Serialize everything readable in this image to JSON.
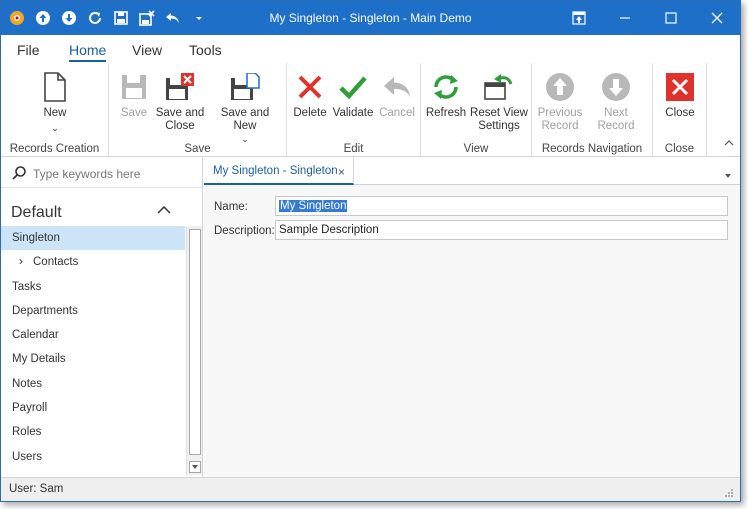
{
  "window": {
    "title": "My Singleton - Singleton - Main Demo"
  },
  "menu_tabs": [
    "File",
    "Home",
    "View",
    "Tools"
  ],
  "ribbon": {
    "groups": {
      "records_creation": {
        "caption": "Records Creation",
        "new_label": "New"
      },
      "save": {
        "caption": "Save",
        "save_label": "Save",
        "save_close_label_1": "Save and",
        "save_close_label_2": "Close",
        "save_new_label": "Save and New"
      },
      "edit": {
        "caption": "Edit",
        "delete_label": "Delete",
        "validate_label": "Validate",
        "cancel_label": "Cancel"
      },
      "view": {
        "caption": "View",
        "refresh_label": "Refresh",
        "reset_label_1": "Reset View",
        "reset_label_2": "Settings"
      },
      "nav": {
        "caption": "Records Navigation",
        "prev_label_1": "Previous",
        "prev_label_2": "Record",
        "next_label": "Next Record"
      },
      "close": {
        "caption": "Close",
        "close_label": "Close"
      }
    }
  },
  "navigation": {
    "search_placeholder": "Type keywords here",
    "group_title": "Default",
    "items": [
      "Singleton",
      "Contacts",
      "Tasks",
      "Departments",
      "Calendar",
      "My Details",
      "Notes",
      "Payroll",
      "Roles",
      "Users"
    ]
  },
  "document": {
    "tab_label": "My Singleton - Singleton",
    "close_glyph": "×",
    "fields": {
      "name_label": "Name:",
      "name_value": "My Singleton",
      "description_label": "Description:",
      "description_value": "Sample Description"
    }
  },
  "status": {
    "user_text": "User: Sam"
  },
  "colors": {
    "titlebar": "#1e6fc7",
    "accent": "#1a5fa8",
    "delete_red": "#e0322d",
    "validate_green": "#2e9e3a",
    "refresh_green": "#2e9e3a",
    "close_red": "#e0322d",
    "selection": "#cce4f7"
  }
}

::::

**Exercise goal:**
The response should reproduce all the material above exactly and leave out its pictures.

**Answer to this problem:**
Serialize everything readable in this image to JSON.
{
  "window": {
    "title": "My Singleton - Singleton - Main Demo"
  },
  "menu_tabs": [
    "File",
    "Home",
    "View",
    "Tools"
  ],
  "ribbon": {
    "groups": {
      "records_creation": {
        "caption": "Records Creation",
        "new_label": "New"
      },
      "save": {
        "caption": "Save",
        "save_label": "Save",
        "save_close_label_1": "Save and",
        "save_close_label_2": "Close",
        "save_new_label": "Save and New"
      },
      "edit": {
        "caption": "Edit",
        "delete_label": "Delete",
        "validate_label": "Validate",
        "cancel_label": "Cancel"
      },
      "view": {
        "caption": "View",
        "refresh_label": "Refresh",
        "reset_label_1": "Reset View",
        "reset_label_2": "Settings"
      },
      "nav": {
        "caption": "Records Navigation",
        "prev_label_1": "Previous",
        "prev_label_2": "Record",
        "next_label": "Next Record"
      },
      "close": {
        "caption": "Close",
        "close_label": "Close"
      }
    }
  },
  "navigation": {
    "search_placeholder": "Type keywords here",
    "group_title": "Default",
    "items": [
      "Singleton",
      "Contacts",
      "Tasks",
      "Departments",
      "Calendar",
      "My Details",
      "Notes",
      "Payroll",
      "Roles",
      "Users"
    ]
  },
  "document": {
    "tab_label": "My Singleton - Singleton",
    "close_glyph": "×",
    "fields": {
      "name_label": "Name:",
      "name_value": "My Singleton",
      "description_label": "Description:",
      "description_value": "Sample Description"
    }
  },
  "status": {
    "user_text": "User: Sam"
  },
  "colors": {
    "titlebar": "#1e6fc7",
    "accent": "#1a5fa8",
    "delete_red": "#e0322d",
    "validate_green": "#2e9e3a",
    "refresh_green": "#2e9e3a",
    "close_red": "#e0322d",
    "selection": "#cce4f7"
  }
}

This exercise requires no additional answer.